How do you even plan for something like that? I would imagine it’s the same as planning for any other form of civil unrest but with the assumption it’ll be a lot easier to tell which side is which.

I don’t think you’ll ever see something like a real race war in this country. I think the closest you’ll ever see is some of the things that happened in the 60’s and early 70’s, which were pretty nasty at times. But warfare-in-the-streets type of thing? Nope. I think the number  of people who would do that sort of thing are far outnumbered by those of us who don’t see race ( or gender, or class, etc) as being any more worthy of violent response than , say, left-handedness.

Police explosives

Well, it should be a busy day in the blogosphere today…

This is interesting:

Around 11pm, cops cornered a suspect at nearby El Centro College and attempted to negotiate with him, but four hours later the talks failed and a robot was brought in to detonate a bomb and kill the suspect.

I know most police departments have some explosives on hand, but this is the first time I have heard of them actually using them in an offensive tactic since the spectacular fail of the police at the MOVE shootout in ’85.

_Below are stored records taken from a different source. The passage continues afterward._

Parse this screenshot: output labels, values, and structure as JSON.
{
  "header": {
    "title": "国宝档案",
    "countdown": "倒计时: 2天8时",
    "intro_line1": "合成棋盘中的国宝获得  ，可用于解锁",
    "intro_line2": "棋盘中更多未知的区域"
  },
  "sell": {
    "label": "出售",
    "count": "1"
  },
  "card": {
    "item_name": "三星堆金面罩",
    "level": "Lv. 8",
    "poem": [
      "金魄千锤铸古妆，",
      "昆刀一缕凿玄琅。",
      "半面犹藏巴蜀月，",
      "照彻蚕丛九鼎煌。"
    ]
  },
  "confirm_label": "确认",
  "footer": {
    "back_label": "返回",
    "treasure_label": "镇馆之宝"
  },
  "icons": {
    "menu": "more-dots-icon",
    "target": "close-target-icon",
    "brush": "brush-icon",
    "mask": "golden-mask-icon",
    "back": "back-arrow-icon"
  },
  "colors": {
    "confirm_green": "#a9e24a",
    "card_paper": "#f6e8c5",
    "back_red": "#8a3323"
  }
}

However, police do have a long history of burning people out of their positions….intentionally and unintentionally. Chris Dorner was burned out of his hiding place, and we all know what happened to those guys down in Waco.

It’s possible a bomb was brought in not to kill the suspect but to blow a hole in the wall or otherwise breach the place and the suspect happened to get caught in the blast. Or, that’ll be the story anyway :::wink wink nudge nudge:::

As an aside, this shooting incident in Texas was predictable given the media hype and coverage of these sorts of protests. There’ll be more, too…that’s virtually a certainty. I’m awaiting the usage of this event to further the gun-ban agenda. Stay tuned.

Independence Day

We don’t celebrate the ‘Fourth of July’. We celebrate Independence Day.

Speaking of…nothing can possibly more Murican than this:

A bald eagle was freed from a tree by a patriotic Army veteran, who spent 90 minutes firing 150 shots into three branches ahead of the Fourth of July holiday.

Jason Galvin, who did two tours in Afghanistan, was on a bait run on Thursday when he spotted the eagle dangling upside down from a rope it got tangled in, according to KARE 11. 

Galvin estimated the bird was hanging from the tree about 75 feet off the ground. It had been there for more than two days.